I just got back from the year's first Philosophy Club meeting. Our
normal meeting place, a cozy coffee shop, was closed because a tornado
knocked out its electricity. So we went to a pizza place instead. It
was louder, and did not have the furniture to pull into a circle, so
we talked about random things in smaller groups.
On one end of the table was me, an undergraduate philosophy major, a
blue-haired Syrian atheist, and a Sikh astrophysics Ph.D. who got off
the plane from India two weeks ago. We had an excellent conversation.
Most of it was driven by the undergraduate asking naive questions like
'What is the drinking age in India?' (Answer: Whenever you are old
enough to get the money to buy it) We got lots of interesting
accounts of life in developing countries, involving stealing
electricity, bribing police, running your own phone lines across
several city blocks, bribing tax collectors, throwing wild parties for
less than ten dollars, bribing police, etc.
It seemed, through most of the conversation, that the theme was that
you could get away with almost anything if you had cash and savvy.
But when the undergraduate asked what people in India thought about
America. The Sikh was quick to respond, "In America you have so much
freedom. You can do anything, say anything, and wear anything you
want." The Syrian added, "Here, people might look at you funny, but
that's all.
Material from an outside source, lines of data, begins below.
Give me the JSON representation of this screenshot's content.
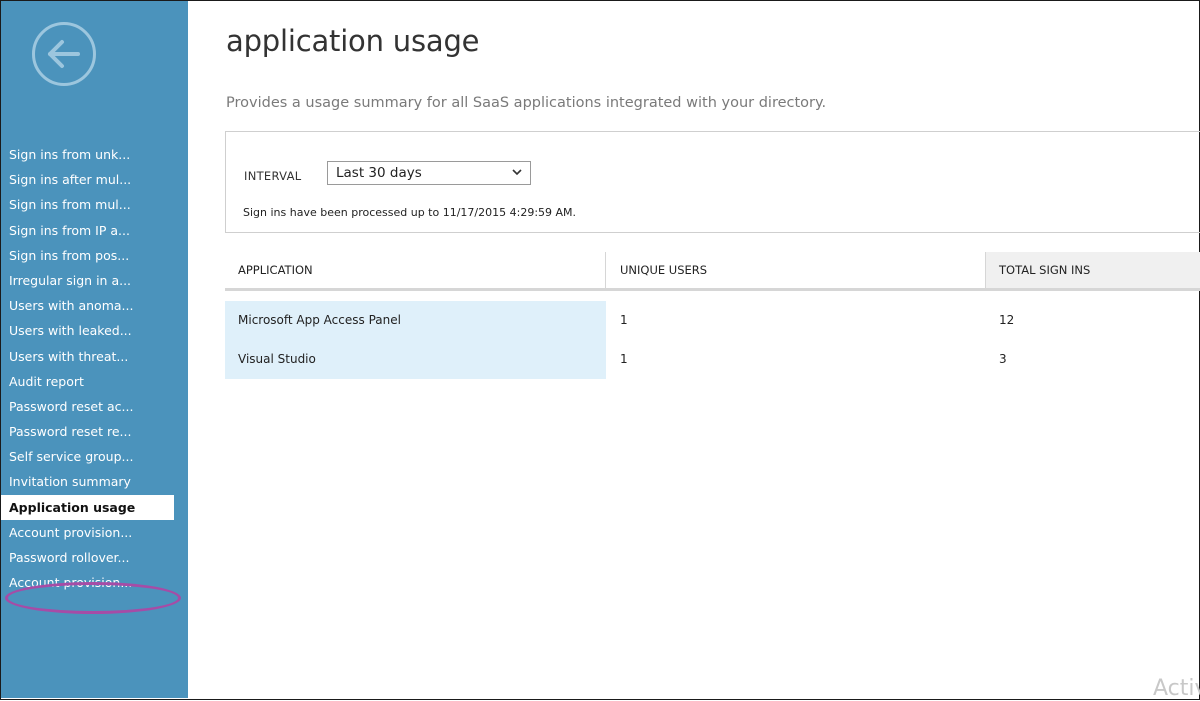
{
  "sidebar": {
    "back_label": "",
    "items": [
      {
        "label": "Sign ins from unk..."
      },
      {
        "label": "Sign ins after mul..."
      },
      {
        "label": "Sign ins from mul..."
      },
      {
        "label": "Sign ins from IP a..."
      },
      {
        "label": "Sign ins from pos..."
      },
      {
        "label": "Irregular sign in a..."
      },
      {
        "label": "Users with anoma..."
      },
      {
        "label": "Users with leaked..."
      },
      {
        "label": "Users with threat..."
      },
      {
        "label": "Audit report"
      },
      {
        "label": "Password reset ac..."
      },
      {
        "label": "Password reset re..."
      },
      {
        "label": "Self service group..."
      },
      {
        "label": "Invitation summary"
      },
      {
        "label": "Application usage"
      },
      {
        "label": "Account provision..."
      },
      {
        "label": "Password rollover..."
      },
      {
        "label": "Account provision..."
      }
    ],
    "active_index": 14
  },
  "main": {
    "title": "application usage",
    "description": "Provides a usage summary for all SaaS applications integrated with your directory.",
    "filter": {
      "interval_label": "INTERVAL",
      "interval_value": "Last 30 days",
      "processed_note": "Sign ins have been processed up to 11/17/2015 4:29:59 AM."
    },
    "table": {
      "headers": [
        "APPLICATION",
        "UNIQUE USERS",
        "TOTAL SIGN INS"
      ],
      "rows": [
        [
          "Microsoft App Access Panel",
          "1",
          "12"
        ],
        [
          "Visual Studio",
          "1",
          "3"
        ]
      ]
    }
  },
  "watermark": "Activ",
  "colors": {
    "sidebar_bg": "#4b93bc",
    "highlight_ring": "#a64ca6",
    "row_highlight": "#dff0fa"
  }
}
Nobody yells at you or hassles you."
It was a good illustration of how the rule of law preserves the
freedoms that really matter.